A man thought to have been behind an alleged Bitcoin Ponzi scheme has had his house looted and burned to the ground in South Africa, reports Times Live. Sphelele “Sgumza” Mbatha was reportedly the operator of “Bitcoin Wallets,” a scheme which promised investors a 100 percent return on their investment after 15 days.
The arson came a week after Mbatha admitted to the Ladysmith Gazette that he didn’t have any more cash to pay out, and said that investors would need to submit their details online to receive their payouts. He also claimed to not be the owner of the company, despite having registered the business “Bitcoin Wallets Achievers” the previous week. The following week he then said that hackers had infiltrated the website and had stolen investor’s money, according to Times Live.
Mbatha’s whereabouts are currently unknown
The arson came after angry crowds had previously gathered outside Bitcoin Wallets’ headquarters as well as the local police station. Mbatha was reportedly offered assistance by the authorities to relocate the company on the condition that he provided a business plan to prove it was legitimate. However, the documents had not been produced as of last week. A spokesperson from South Africa’s National Credit Regulator had previously raised doubts about the company’s official documentation.
As recently as one month ago, Bitcoin Wallets claimed to be taking in as much as R2 million (around $143,000) a day, according to a report in The Citizen. On at least one occasion, the company saw 200 people queued up outside its offices waiting to invest, and it had reportedly increased its minimum investment to R5,000 (around $357).
This would not be the first time we’ve seen the hype around Bitcoin used to lure in unsuspecting investors. Back in 2012, Trendon Shavers abruptly closed down Bitcoin Savings & Trust after having amassed $4.5 million worth of Bitcoin. He later plead guilty to having operated a Ponzi scheme. However, while Shavers was accepting investments in Bitcoin, Bitcoin Wallets appears to have been accepting cash, and it’s unclear whether any of it was actually being converted into the cryptocurrency.

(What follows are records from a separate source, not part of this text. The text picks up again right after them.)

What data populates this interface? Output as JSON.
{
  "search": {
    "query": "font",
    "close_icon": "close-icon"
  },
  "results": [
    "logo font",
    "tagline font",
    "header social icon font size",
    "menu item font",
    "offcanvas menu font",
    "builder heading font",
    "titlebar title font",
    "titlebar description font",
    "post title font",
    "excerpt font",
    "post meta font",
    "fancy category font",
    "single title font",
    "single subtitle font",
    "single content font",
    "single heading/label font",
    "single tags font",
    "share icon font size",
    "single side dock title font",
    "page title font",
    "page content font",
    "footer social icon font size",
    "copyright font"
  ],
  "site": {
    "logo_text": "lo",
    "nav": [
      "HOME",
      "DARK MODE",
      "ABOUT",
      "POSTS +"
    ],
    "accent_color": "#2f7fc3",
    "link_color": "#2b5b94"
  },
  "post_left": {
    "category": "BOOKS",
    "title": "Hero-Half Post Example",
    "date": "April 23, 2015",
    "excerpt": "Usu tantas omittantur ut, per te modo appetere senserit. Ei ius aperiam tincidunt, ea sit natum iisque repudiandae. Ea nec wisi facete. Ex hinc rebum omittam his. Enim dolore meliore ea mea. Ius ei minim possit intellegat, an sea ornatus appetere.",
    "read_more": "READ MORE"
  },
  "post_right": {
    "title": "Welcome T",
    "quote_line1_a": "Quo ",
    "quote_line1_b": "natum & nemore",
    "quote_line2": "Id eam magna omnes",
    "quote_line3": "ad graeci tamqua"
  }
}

Mbatha’s whereabouts are reportedly currently unknown. One source quoted by Times Live said that he is thought to have fled the town.